Stored data entries:

⟨

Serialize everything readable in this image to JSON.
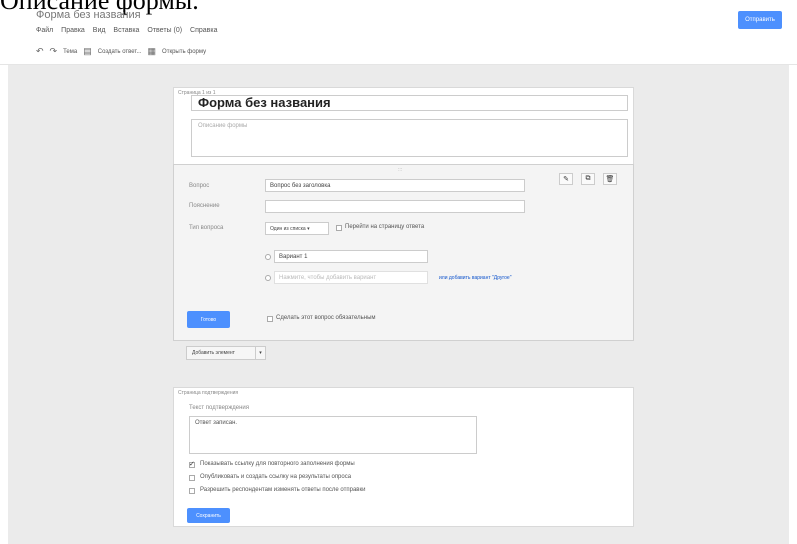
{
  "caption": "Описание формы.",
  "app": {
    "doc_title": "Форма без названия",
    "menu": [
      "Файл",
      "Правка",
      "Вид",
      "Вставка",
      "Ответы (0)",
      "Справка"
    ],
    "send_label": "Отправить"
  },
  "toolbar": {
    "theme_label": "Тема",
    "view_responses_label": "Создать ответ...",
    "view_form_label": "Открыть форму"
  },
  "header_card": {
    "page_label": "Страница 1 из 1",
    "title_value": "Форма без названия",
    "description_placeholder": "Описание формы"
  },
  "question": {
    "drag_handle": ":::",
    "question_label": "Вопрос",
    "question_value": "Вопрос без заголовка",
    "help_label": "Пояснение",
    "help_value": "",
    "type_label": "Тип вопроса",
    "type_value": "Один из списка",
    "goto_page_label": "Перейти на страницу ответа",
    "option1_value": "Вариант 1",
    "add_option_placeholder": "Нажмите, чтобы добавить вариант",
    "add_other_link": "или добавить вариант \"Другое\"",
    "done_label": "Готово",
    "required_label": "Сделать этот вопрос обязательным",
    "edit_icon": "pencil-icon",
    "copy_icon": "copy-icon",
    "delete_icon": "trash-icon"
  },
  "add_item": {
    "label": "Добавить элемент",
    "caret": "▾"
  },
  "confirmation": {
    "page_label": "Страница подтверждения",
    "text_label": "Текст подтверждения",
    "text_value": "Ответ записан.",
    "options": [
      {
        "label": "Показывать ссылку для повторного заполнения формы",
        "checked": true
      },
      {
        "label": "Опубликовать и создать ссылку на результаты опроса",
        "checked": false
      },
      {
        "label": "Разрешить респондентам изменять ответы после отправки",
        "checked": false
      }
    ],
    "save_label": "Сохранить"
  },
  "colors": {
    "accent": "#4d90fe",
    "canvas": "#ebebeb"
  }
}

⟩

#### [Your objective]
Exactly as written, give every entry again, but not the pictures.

#### [Written answer]
Serialize everything readable in this image to JSON.
{
  "caption": "Описание формы.",
  "app": {
    "doc_title": "Форма без названия",
    "menu": [
      "Файл",
      "Правка",
      "Вид",
      "Вставка",
      "Ответы (0)",
      "Справка"
    ],
    "send_label": "Отправить"
  },
  "toolbar": {
    "theme_label": "Тема",
    "view_responses_label": "Создать ответ...",
    "view_form_label": "Открыть форму"
  },
  "header_card": {
    "page_label": "Страница 1 из 1",
    "title_value": "Форма без названия",
    "description_placeholder": "Описание формы"
  },
  "question": {
    "drag_handle": ":::",
    "question_label": "Вопрос",
    "question_value": "Вопрос без заголовка",
    "help_label": "Пояснение",
    "help_value": "",
    "type_label": "Тип вопроса",
    "type_value": "Один из списка",
    "goto_page_label": "Перейти на страницу ответа",
    "option1_value": "Вариант 1",
    "add_option_placeholder": "Нажмите, чтобы добавить вариант",
    "add_other_link": "или добавить вариант \"Другое\"",
    "done_label": "Готово",
    "required_label": "Сделать этот вопрос обязательным",
    "edit_icon": "pencil-icon",
    "copy_icon": "copy-icon",
    "delete_icon": "trash-icon"
  },
  "add_item": {
    "label": "Добавить элемент",
    "caret": "▾"
  },
  "confirmation": {
    "page_label": "Страница подтверждения",
    "text_label": "Текст подтверждения",
    "text_value": "Ответ записан.",
    "options": [
      {
        "label": "Показывать ссылку для повторного заполнения формы",
        "checked": true
      },
      {
        "label": "Опубликовать и создать ссылку на результаты опроса",
        "checked": false
      },
      {
        "label": "Разрешить респондентам изменять ответы после отправки",
        "checked": false
      }
    ],
    "save_label": "Сохранить"
  },
  "colors": {
    "accent": "#4d90fe",
    "canvas": "#ebebeb"
  }
}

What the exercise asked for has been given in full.